A group of 10 Democratic senators last week asked the Justice Department to ensure that websites and other digital services offered by state and local governments are complying with the Americans with Disabilities Act.
The letter, sent Friday, comes a few months after the Civil Rights Division updated its web accessibility guidance for state and local governments for the first time since 2003, when most state and local governments were still new to the internet.
But the senators, led by Tammy Duckworth of Illinois, wrote that the department needs to follow that refreshed guidance with enforceable standards to reduce the risk of government leaving people with disabilities behind as digital services become the norm.
“Although the Department has clearly stated that the ADA applies to such digital spaces, the lack of specific requirements or technical compliance standards incorporated in regulation has led to a widespread lack of meaningful digital accessibility for people with disabilities,” the letter read. “It is past time for the Department to issue robust clarifications and remedy this exclusionary status quo.”
The ADA was signed in 1990, and the law’s sections pertaining to state and local government and businesses were soon seen as extending to the internet. But until this year, the Justice Department’s recommendations to state and local entities came from an era when the novel digital interactions with government included “renewing library books or driver’s licenses,” “providing tax information and accepting tax returns” and “applying for jobs or benefits.” That document, dated June 2003, recommended then-new technologies like screen readers for people with limited vision and verbal-command software for people who could not operate a mouse or keyboard.
Nearly two decades on, the guidance the Justice Department published in March acknowledged that “a multitude of services have moved online and people rely on websites like never before for all aspects of daily living,” noting now-standard experiences like telehealth services and up-to-the-minute transit times. It also listed accessibility features that’ve emerged in recent years, like plain language, more captions on photos and videos and stronger color contrasts. It also included links to accessibility guides from digital-first agencies like 18F.
Improving compliance, though, has also been a drawn-out process. According to the senators’ letter, the Justice Department in 2010 issued a notice of proposed rule-making regarding its website accessibility guidelines, but that effort was rescinded in 2017.
Even with the federal lag in firming up standards for website and other digital services, some states have moved on their own in recent years.

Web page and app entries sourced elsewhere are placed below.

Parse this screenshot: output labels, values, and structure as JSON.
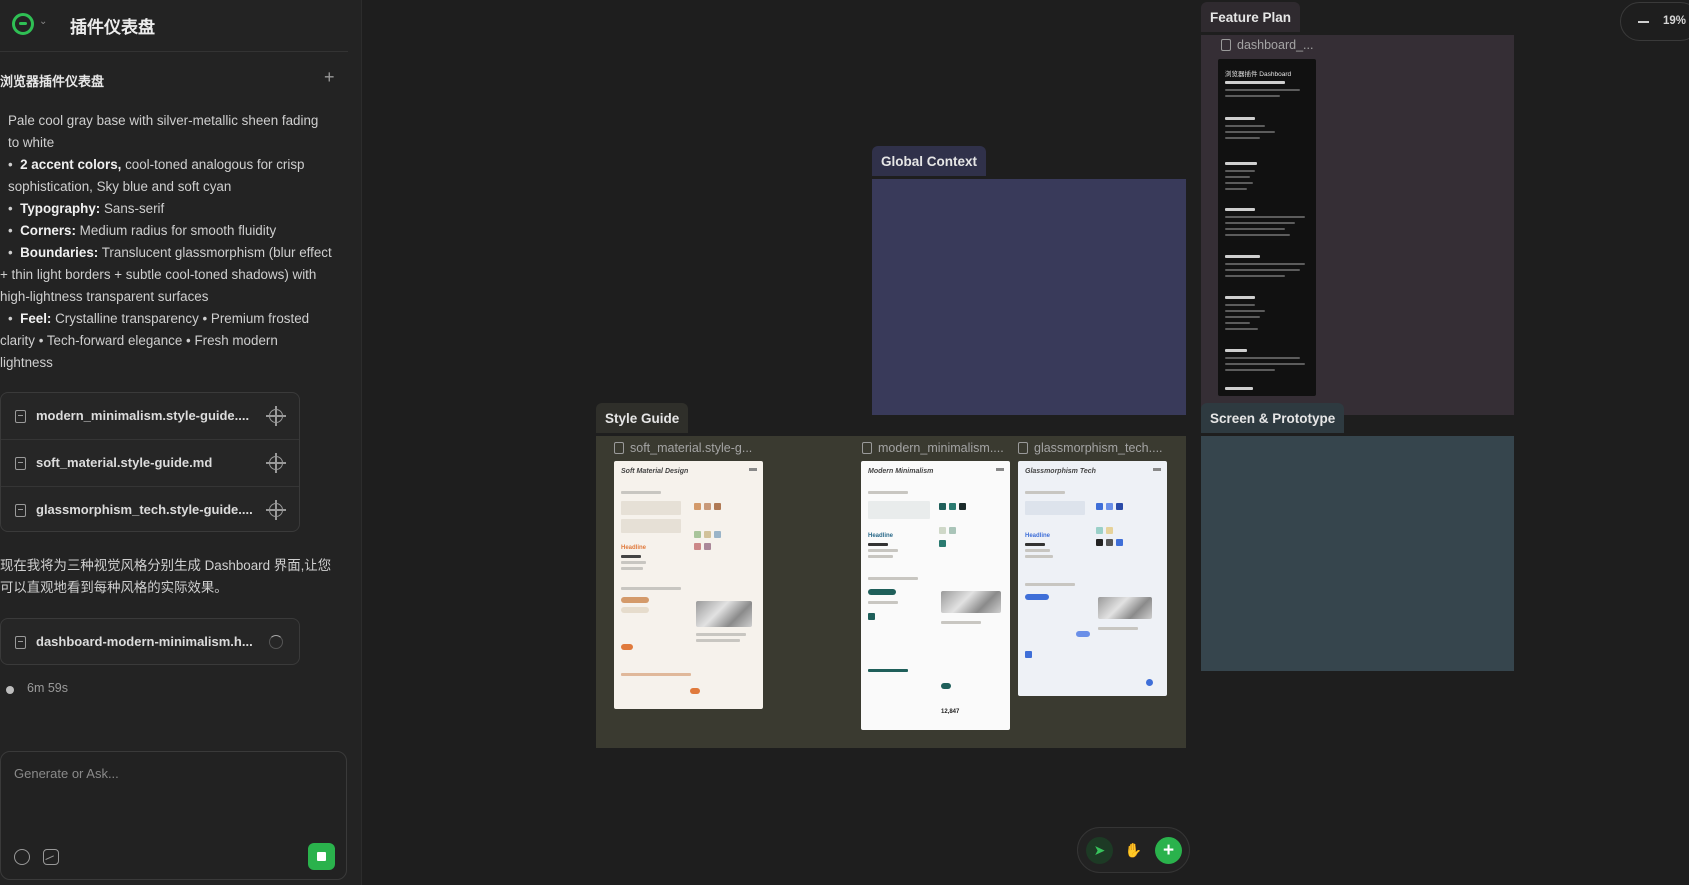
{
  "app": {
    "title": "插件仪表盘"
  },
  "sidebar": {
    "section_title": "浏览器插件仪表盘",
    "message": {
      "line1": "Pale cool gray base with silver-metallic sheen fading",
      "line1b": "to white",
      "accent_label": "2 accent colors,",
      "accent_text": " cool-toned analogous for crisp",
      "accent_text2": "sophistication, Sky blue and soft cyan",
      "typography_label": "Typography:",
      "typography_text": " Sans-serif",
      "corners_label": "Corners:",
      "corners_text": " Medium radius for smooth fluidity",
      "boundaries_label": "Boundaries:",
      "boundaries_text": " Translucent glassmorphism (blur effect",
      "boundaries_text2": "+ thin light borders + subtle cool-toned shadows) with",
      "boundaries_text3": "high-lightness transparent surfaces",
      "feel_label": "Feel:",
      "feel_text": " Crystalline transparency • Premium frosted",
      "feel_text2": "clarity • Tech-forward elegance • Fresh modern",
      "feel_text3": "lightness"
    },
    "files": [
      {
        "name": "modern_minimalism.style-guide...."
      },
      {
        "name": "soft_material.style-guide.md"
      },
      {
        "name": "glassmorphism_tech.style-guide...."
      }
    ],
    "message2_line1": "现在我将为三种视觉风格分别生成 Dashboard 界面,让您",
    "message2_line2": "可以直观地看到每种风格的实际效果。",
    "generating_file": "dashboard-modern-minimalism.h...",
    "status_time": "6m 59s",
    "composer_placeholder": "Generate or Ask..."
  },
  "canvas": {
    "zoom": "19%",
    "frames": {
      "feature_plan": "Feature Plan",
      "global_context": "Global Context",
      "style_guide": "Style Guide",
      "screen_prototype": "Screen & Prototype"
    },
    "feature_plan_file": "dashboard_...",
    "doc_title": "浏览器插件 Dashboard",
    "thumbnails": [
      {
        "file": "soft_material.style-g...",
        "title": "Soft Material Design",
        "headline": "Headline"
      },
      {
        "file": "modern_minimalism....",
        "title": "Modern Minimalism",
        "headline": "Headline",
        "stat": "12,847"
      },
      {
        "file": "glassmorphism_tech....",
        "title": "Glassmorphism Tech",
        "headline": "Headline"
      }
    ]
  },
  "colors": {
    "accent_green": "#2ab24c",
    "global_context_bg": "#393a5a",
    "feature_plan_bg": "#352e35",
    "style_guide_bg": "#3a3a30",
    "screen_prototype_bg": "#36454d"
  },
  "icons": {
    "logo": "brand-logo-icon",
    "file": "file-icon",
    "target": "crosshair-icon",
    "spinner": "loading-spinner-icon",
    "select": "cursor-arrow-icon",
    "hand": "hand-icon",
    "add": "plus-icon",
    "zoom_out": "minus-icon"
  }
}
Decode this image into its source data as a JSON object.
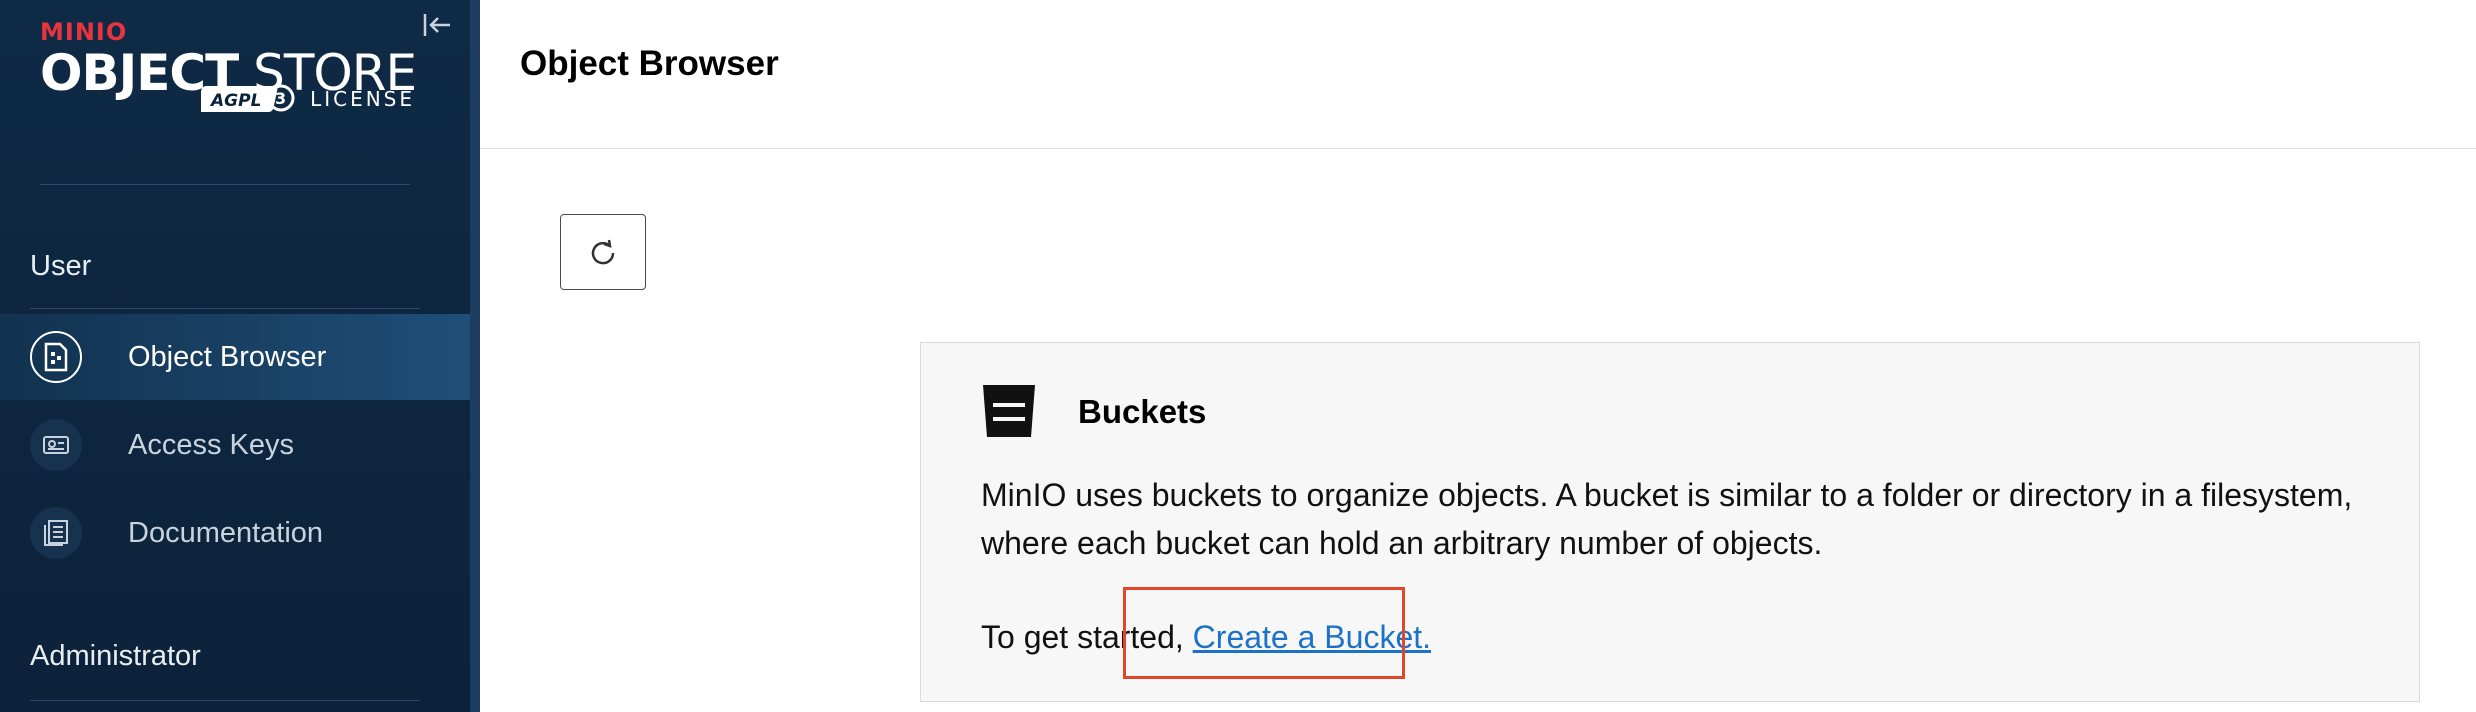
{
  "brand": {
    "vendor": "MINIO",
    "product_bold": "OBJECT",
    "product_thin": "STORE",
    "badge": "AGPLv3",
    "license": "LICENSE"
  },
  "sidebar": {
    "user_section": "User",
    "items": [
      {
        "label": "Object Browser",
        "icon": "object-browser-icon",
        "active": true
      },
      {
        "label": "Access Keys",
        "icon": "access-keys-icon",
        "active": false
      },
      {
        "label": "Documentation",
        "icon": "documentation-icon",
        "active": false
      }
    ],
    "admin_section": "Administrator"
  },
  "header": {
    "title": "Object Browser"
  },
  "toolbar": {
    "refresh_icon": "refresh-icon"
  },
  "buckets_card": {
    "title": "Buckets",
    "description": "MinIO uses buckets to organize objects. A bucket is similar to a folder or directory in a filesystem, where each bucket can hold an arbitrary number of objects.",
    "cta_prefix": "To get started, ",
    "cta_link": "Create a Bucket."
  },
  "colors": {
    "sidebar_bg": "#0f2a45",
    "active_item": "#1f4e78",
    "link": "#1b72c8",
    "highlight": "#e0472a",
    "brand_red": "#e8343e"
  }
}
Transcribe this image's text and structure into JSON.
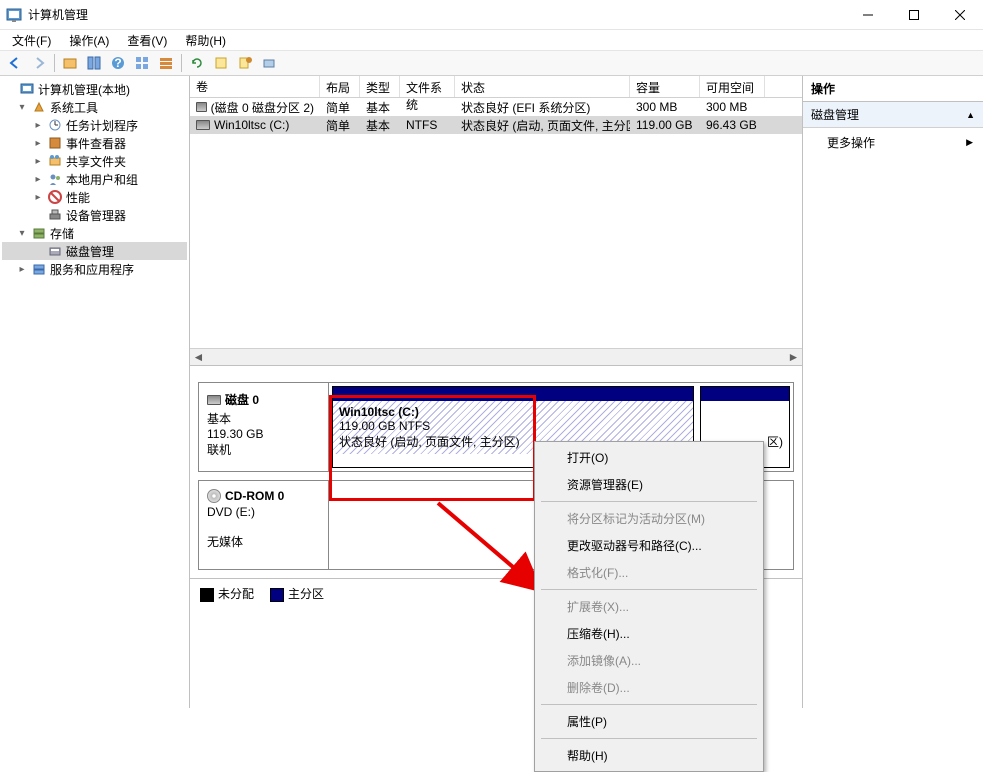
{
  "window": {
    "title": "计算机管理"
  },
  "menus": {
    "file": "文件(F)",
    "action": "操作(A)",
    "view": "查看(V)",
    "help": "帮助(H)"
  },
  "tree": {
    "root": "计算机管理(本地)",
    "system_tools": "系统工具",
    "task_scheduler": "任务计划程序",
    "event_viewer": "事件查看器",
    "shared_folders": "共享文件夹",
    "local_users": "本地用户和组",
    "performance": "性能",
    "device_manager": "设备管理器",
    "storage": "存储",
    "disk_management": "磁盘管理",
    "services_apps": "服务和应用程序"
  },
  "volcols": {
    "volume": "卷",
    "layout": "布局",
    "type": "类型",
    "fs": "文件系统",
    "status": "状态",
    "capacity": "容量",
    "free": "可用空间"
  },
  "volumes": [
    {
      "name": "(磁盘 0 磁盘分区 2)",
      "layout": "简单",
      "type": "基本",
      "fs": "",
      "status": "状态良好 (EFI 系统分区)",
      "capacity": "300 MB",
      "free": "300 MB"
    },
    {
      "name": "Win10ltsc (C:)",
      "layout": "简单",
      "type": "基本",
      "fs": "NTFS",
      "status": "状态良好 (启动, 页面文件, 主分区)",
      "capacity": "119.00 GB",
      "free": "96.43 GB"
    }
  ],
  "disks": {
    "disk0": {
      "label": "磁盘 0",
      "type": "基本",
      "size": "119.30 GB",
      "status": "联机"
    },
    "cdrom0": {
      "label": "CD-ROM 0",
      "type": "DVD (E:)",
      "status": "无媒体"
    }
  },
  "parts": {
    "c": {
      "name": "Win10ltsc  (C:)",
      "size": "119.00 GB NTFS",
      "status": "状态良好 (启动, 页面文件, 主分区)"
    },
    "efi_tail": "区)"
  },
  "legend": {
    "unallocated": "未分配",
    "primary": "主分区"
  },
  "actions": {
    "header": "操作",
    "group": "磁盘管理",
    "more": "更多操作"
  },
  "ctx": {
    "open": "打开(O)",
    "explorer": "资源管理器(E)",
    "mark_active": "将分区标记为活动分区(M)",
    "change_letter": "更改驱动器号和路径(C)...",
    "format": "格式化(F)...",
    "extend": "扩展卷(X)...",
    "shrink": "压缩卷(H)...",
    "add_mirror": "添加镜像(A)...",
    "delete": "删除卷(D)...",
    "properties": "属性(P)",
    "help": "帮助(H)"
  }
}
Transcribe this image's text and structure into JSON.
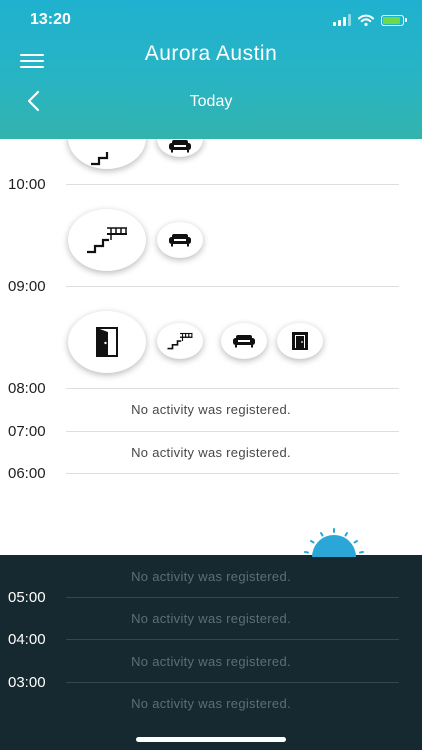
{
  "status_bar": {
    "time": "13:20"
  },
  "header": {
    "title": "Aurora Austin",
    "day": "Today"
  },
  "timeline": {
    "hours": {
      "h10": "10:00",
      "h09": "09:00",
      "h08": "08:00",
      "h07": "07:00",
      "h06": "06:00"
    },
    "empty_message": "No activity was registered.",
    "activities": {
      "row_top": [
        "stairs-icon",
        "sofa-icon"
      ],
      "row_9": [
        "stairs-icon",
        "sofa-icon"
      ],
      "row_8": [
        "door-icon",
        "stairs-icon",
        "sofa-icon",
        "door-icon"
      ]
    }
  },
  "night": {
    "hours": {
      "h05": "05:00",
      "h04": "04:00",
      "h03": "03:00"
    },
    "empty_message": "No activity was registered."
  },
  "colors": {
    "header_top": "#1fb1cf",
    "header_bottom": "#33b3ad",
    "night_bg": "#162830",
    "sun": "#2aa7d6"
  }
}
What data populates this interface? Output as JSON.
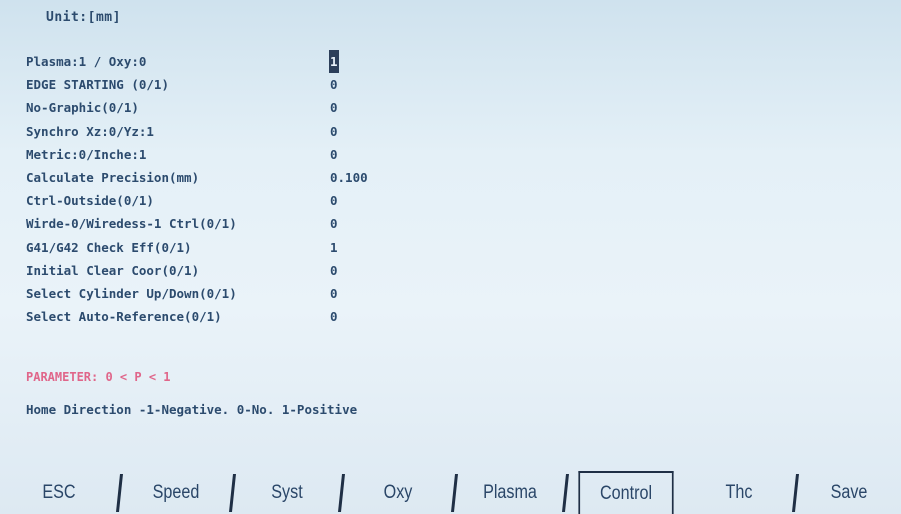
{
  "unit_label": "Unit:[mm]",
  "parameters": [
    {
      "label": "Plasma:1 / Oxy:0",
      "value": "1"
    },
    {
      "label": "EDGE STARTING (0/1)",
      "value": "0"
    },
    {
      "label": "No-Graphic(0/1)",
      "value": "0"
    },
    {
      "label": "Synchro Xz:0/Yz:1",
      "value": "0"
    },
    {
      "label": "Metric:0/Inche:1",
      "value": "0"
    },
    {
      "label": "Calculate Precision(mm)",
      "value": "0.100"
    },
    {
      "label": "Ctrl-Outside(0/1)",
      "value": "0"
    },
    {
      "label": "Wirde-0/Wiredess-1 Ctrl(0/1)",
      "value": "0"
    },
    {
      "label": "G41/G42 Check Eff(0/1)",
      "value": "1"
    },
    {
      "label": "Initial Clear Coor(0/1)",
      "value": "0"
    },
    {
      "label": "Select Cylinder Up/Down(0/1)",
      "value": "0"
    },
    {
      "label": "Select Auto-Reference(0/1)",
      "value": "0"
    }
  ],
  "range_hint": "PARAMETER: 0  < P < 1",
  "help_text": "Home Direction -1-Negative. 0-No. 1-Positive",
  "softkeys": [
    {
      "label": "ESC"
    },
    {
      "label": "Speed"
    },
    {
      "label": "Syst"
    },
    {
      "label": "Oxy"
    },
    {
      "label": "Plasma"
    },
    {
      "label": "Control"
    },
    {
      "label": "Thc"
    },
    {
      "label": "Save"
    }
  ],
  "active_softkey": "Control",
  "colors": {
    "text": "#2c4b6e",
    "range_hint": "#e0668a",
    "cursor_bg": "#2c3f5a"
  }
}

Minnesota adopted accessibility standards in 2009, which proved critical during the COVID-19 pandemic when the state government needed to quickly implement digital services responding to the health crisis, and nudge virtual meeting software — like Zoom — to add features, like automatic captioning, that helped workers with disabilities stay connected.
Also last year, Colorado adopted a law requiring all state agencies and local governments to meet strengthened accessibility requirements by July 2024. Statewide agencies are also required to submit their compliance plans by this July 1.
Section 508 of the 1973 Rehabilitation Act requires information and communications technology operated by the federal government to be accessible to people with disabilities. And many — but far from all — states have equivalent standards of their own.
In their letter, Duckworth and her colleagues argue the rate at which tech changes makes revising regulatory standards all the more urgent: “Regulatory action by DOJ in this area is critical: there is a virtual flood of new and emerging technologies entering the marketplace and being incorporated into our daily lives,” it reads. “If these technologies are inaccessible, they will leave behind many people with disabilities.”